The Reason Why? Pay day loan providers demand percentage of interest of 400 percent and a lot more. That has manufactured these people prime targets for buyers supporters. Dennis Griego does not have much. Just what little bit of he has fits into this locker in a San Francisco homeless protection. With debt, the Gulf fighting veteran turned to payday creditors. „I found myself trying to get caught up with having to pay, this is after whole homeless factor arrived to benefit. I would acquire one debt, pay back another money, pay back several invoices, but it really would leave hand. It actually was receiving hard repay,“ mentioned Griego so the guy got improvements on his commission. In general eight funding over ninety days, each time paying an annual number charges greater than 400-percent. The circumstance obtained so incredibly bad, this individual ended up in choices.
„they had gotten reimbursed at the end, but I promised not to try it again,“ believed Griego.
Stories like Dennis’s have taken a second to grab the attention of san francisco bay area town treasurer Jose Cisneros. He has got started tracking the growth of payday financial institutions for a few years. „they have an inclination to go where the men and women have the very least amount of cash firstly, therefore victimize folks there, therefore frequently flourish and increase indeed there abundantly, while ending up in practically no where otherwise into the urban area,“ explained Cisneros. The ordinance paid by supervisor Tom Ammiano bans newer paycheck creditors for the objective, one-third streets, North of Market, Divisadero in addition to the Haight from opening up within 25 % distance of the different.
„What it primarily does are eliminate the potential for latest examine cashers and payday creditors recognize you are in lower income communities https://paydayloan4less.com/payday-loans-ky/, by-and-large,“ explained Cisneros.
But where Cisneros views a blight, Richard Lake perceives as something and business opportunity. Water happens to be ceo and CEO of Ca Check Cashing sites. He says the treasurer’s work is mistaken and says the interest rate charged are actually much like charges financial institution bill for jumping a check. „in the event your alternate option was We need 300 us dollars cash here. I’m able to sometimes pay out with my debit card later, or I will overdraft my membership or I can bounce a, or I could walk to have an instant payday loan. The cash advance could be the good option,“ said California confirm Cashing storehouse director and President Richard body of water.

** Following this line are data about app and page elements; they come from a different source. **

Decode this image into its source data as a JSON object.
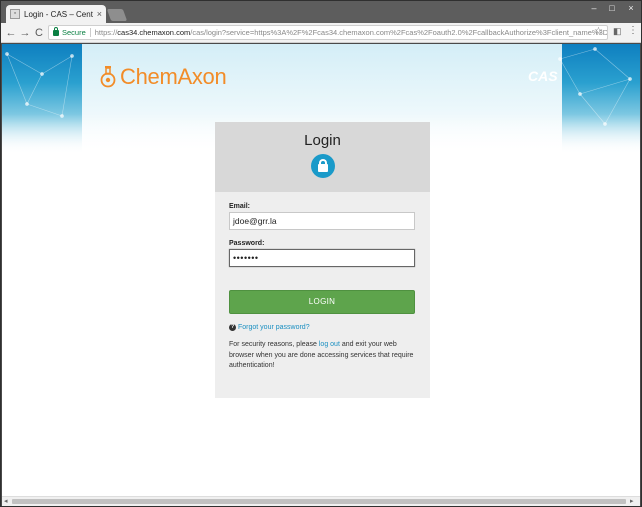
{
  "browser": {
    "tab_title": "Login - CAS – Cent",
    "tab_close": "×",
    "window_controls": [
      "–",
      "□",
      "×"
    ],
    "nav": {
      "back": "←",
      "forward": "→",
      "reload": "C"
    },
    "secure_label": "Secure",
    "url_scheme": "https://",
    "url_host": "cas34.chemaxon.com",
    "url_rest": "/cas/login?service=https%3A%2F%2Fcas34.chemaxon.com%2Fcas%2Foauth2.0%2FcallbackAuthorize%3Fclient_name%3DCasOAuth",
    "star_icon": "☆"
  },
  "header": {
    "brand": "ChemAxon",
    "cas_logo": "CAS"
  },
  "login": {
    "title": "Login",
    "email_label": "Email:",
    "email_value": "jdoe@grr.la",
    "password_label": "Password:",
    "password_value": "•••••••",
    "submit_label": "LOGIN",
    "forgot_link": "Forgot your password?",
    "notice_before": "For security reasons, please ",
    "notice_link": "log out",
    "notice_after": " and exit your web browser when you are done accessing services that require authentication!"
  },
  "colors": {
    "brand_orange": "#f28c28",
    "lock_blue": "#1a9ac9",
    "login_green": "#5ea44c",
    "link_blue": "#1a8fc1"
  },
  "icons": [
    "favicon-icon",
    "lock-icon",
    "star-icon",
    "extension-icon",
    "menu-icon",
    "flask-icon",
    "help-icon"
  ]
}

And it is simply not bay area having a difficult examine payday financial institutions. The state is wanting at new laws nicely.
The executive director belonging to the Ca reinvestment coalition agrees that lender costs are way too high, but states rates energized by payday loan providers tends to be uncontrollable as well. This individual is expecting a bill capping those percentage of interest getting introduced inside the state legislature before long. „Most of us truly expect the legislature will stand up for this and will cap at 36 % the lending so men and women are definitely not getting rid of much money,“ believed California Reinvestment Coalition Executive manager Alan Fisher. Those people that back the bill talk about it merely imitates a federal regulation signed by director plant. That regulation caps percentage of interest energized by payday financial institutions to members of the armed forces as well as their dependants .
Pond says the free of cost market should reign, that his sector would never overcome when 36 per cent hat were expanded around the entire group.
„we do not think the good becoming the solution is suitably valued and does compete with alternate items. We feel consumers need permitted to posses his or her choices,“ explained body of water. Pond states it’s not at all similar to the payday lending sales would leave, it’ll only embark on line so there very few laws and regulations utilize. The internet is the place Danielle Lopez of san francisco bay area got payday advance loan from six various businesses with yearly amount prices covering anything from 644 per cent to practically 1,100-percent. She examines it to being viewed in an animal capture. „As a substitute to adding a thing in there to catch an animal, the two you need to put a pack of capital in it, so you reach in there and you are therefore caught. You are captured . That is how I witness these payday advance loan,“ explained Danielle Lopez.
The Ca Reinvestment Coalition states this is why the rate of interest limit need to be passed eventually.
„this is the time to get this onward. You might say, we can think of it as other submarine leading financing. It another environment that men and women were getting rid of huge quantities of dollars,“ explained Alan Fisher. No less than 12 states has implemented constraints on payday loan providers and look cashers. Next, those viewed in a cycle of obligations, you can find options. Fifteen finance companies and account unions happen to be playing a course because of the area treasurer known as Bank on bay area. It provides cost-free monitoring and reasonable balances discounts makes up about those people that would normally not provide a banking account.